In a previous post I wrote about the story of Noah and the Curse of Ham (which has nothing to do with the Old Testament prohibition against eating pork!). That a curse could determine a people’s fate for generations is part of the biblical notion that God shapes history. In fact, history shaped God to reflect the fears and political realities of ancient Israel. The result is the Bible’s “jealous” God… an idea that influences history to this day.
Noah’s curse fell on Ham’s son, Canaan, whose descendants had the misfortune of occupying the Promised Land without being God’s Chosen People, and were therefore slaughtered. It doesn’t change anything that this is mostly nationalistic fiction written centuries later. Simply read as a story, the tales of the conquest of Canaan are part of a sensibility that shapes the entire Old Testament and its portrayal of God. A few highlights show what I mean:
- God ordered the slaughter of the Canaanite peoples because they worshipped other gods and tended to influence the Israelites to do the same. (Deuteronomy 20:16-18)
- The golden calf incident that angered Moses was a case of the Israelites adopting Canaanite-style religion. God slaughtered a bunch of Israelites to punish the insult. (Exodus 32)
- While God generously allowed Canaanite girls (namely, virgins) to be carried off as wives for Israelite men, Canaanite women “who have known man by lying with him” were to be murdered along with the men and boys—specifically because they might influence their new Israelite husbands to adopt Canaanite religion. (Numbers 31:15-18)
- Many of the laws of Moses were apparently designed to make the Israelites distinctive from the Canaanites or to avoid their religious practices. For example, the first two of the Ten Commandment forbid other gods and “graven images.” (Exodus 20:3-4)
- And of course the prophets throughout the Old Testament (OT) rail incessantly against idolatry and foreign religion. (Just pick a page at random; you’re likely to hit one within a few tries.)
There are many, many more, but you get the idea. The OT’s main narratives (the Exodus, the conquest, the kingdom and the ongoing struggles against powerful foreign nations, Israel’s eventual captivity, exile, and return from exile) are all the story of a small, inconsequential people struggling to maintain their culture and identity in a world in which they’re surrounded by outside influences and hostile nations.

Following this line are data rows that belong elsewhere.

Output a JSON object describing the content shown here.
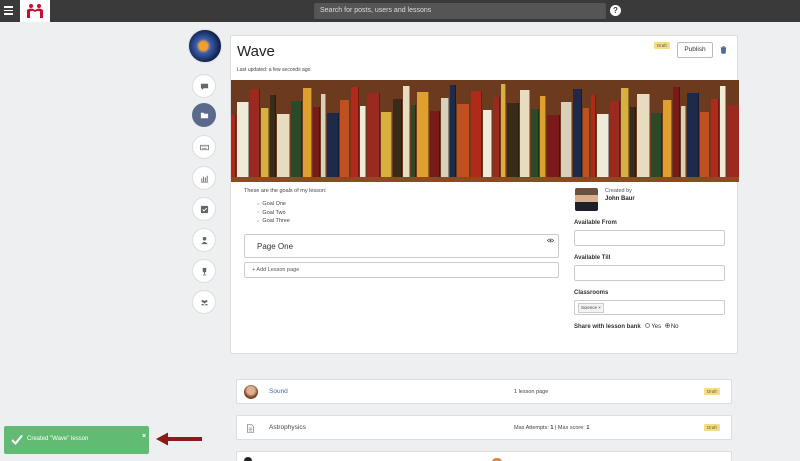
{
  "topbar": {
    "search_placeholder": "Search for posts, users and lessons",
    "help_symbol": "?"
  },
  "colors": {
    "topbar": "#3a3a3a",
    "accent": "#5a6a8a",
    "draft": "#f3dc8a",
    "toast": "#62bb73",
    "arrow": "#8b1a1a",
    "link": "#4a6a9a"
  },
  "sidebar": {
    "icons": [
      "chat-icon",
      "folder-icon",
      "keyboard-icon",
      "bar-chart-icon",
      "checkbox-icon",
      "user-icon",
      "trophy-icon",
      "group-icon"
    ],
    "active_index": 1
  },
  "lesson": {
    "title": "Wave",
    "last_updated": "Last updated: a few seconds ago",
    "status": "Draft",
    "publish_label": "Publish",
    "goals_intro": "These are the goals of my lesson:",
    "goals": [
      "Goal One",
      "Goal Two",
      "Goal Three"
    ],
    "page": {
      "title": "Page One"
    },
    "add_page_label": "+ Add Lesson page",
    "author": {
      "created_by": "Created by",
      "name": "John Baur"
    },
    "available_from_label": "Available From",
    "available_till_label": "Available Till",
    "classrooms_label": "Classrooms",
    "classroom_tag": "Science",
    "tag_remove": "×",
    "share_label": "Share with lesson bank",
    "share_options": [
      "Yes",
      "No"
    ],
    "share_selected": "No"
  },
  "lesson_rows": [
    {
      "name": "Sound",
      "meta": "1 lesson page",
      "status": "Draft"
    },
    {
      "name": "Astrophysics",
      "meta_prefix": "Max Attempts: ",
      "attempts": "1",
      "meta_sep": " | Max score: ",
      "score": "1",
      "status": "Draft"
    }
  ],
  "toast": {
    "message": "Created \"Wave\" lesson",
    "close": "×"
  }
}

Read the OT with that in mind and the arcane laws and prophetic denunciations make sense. There’s a persistent, overwhelming fear running throughout the OT, and it isn’t just fear of foreign conquest. It’s the fear of assimilation and loss of identity as a people. The Israelites are sort of like the Federation facing the Borg. (Sorry—couldn’t help it. Resistance was futile.)
And so the god they conjured up in their stories and traditions was a jealous god, a god who gave them an identity that could survive conquest and exile, an identity that included a promise of a homeland, but which wasn’t tied exclusively to the land. This identity, they were told, could survive slavery in Egypt and captivity in Babylon. But it required religious exclusivity—one god, no more, no less.
This raises an interesting question. Had Christianity and Judaism (and Islam, which borrows from them both) been rooted in other political circumstances, if Israel had been a larger and more stable nation, how would today’s religion be different? Would we see the emphasis on exclusivity that we see in the purer forms of the three desert religions? Would they have created a different kind of god?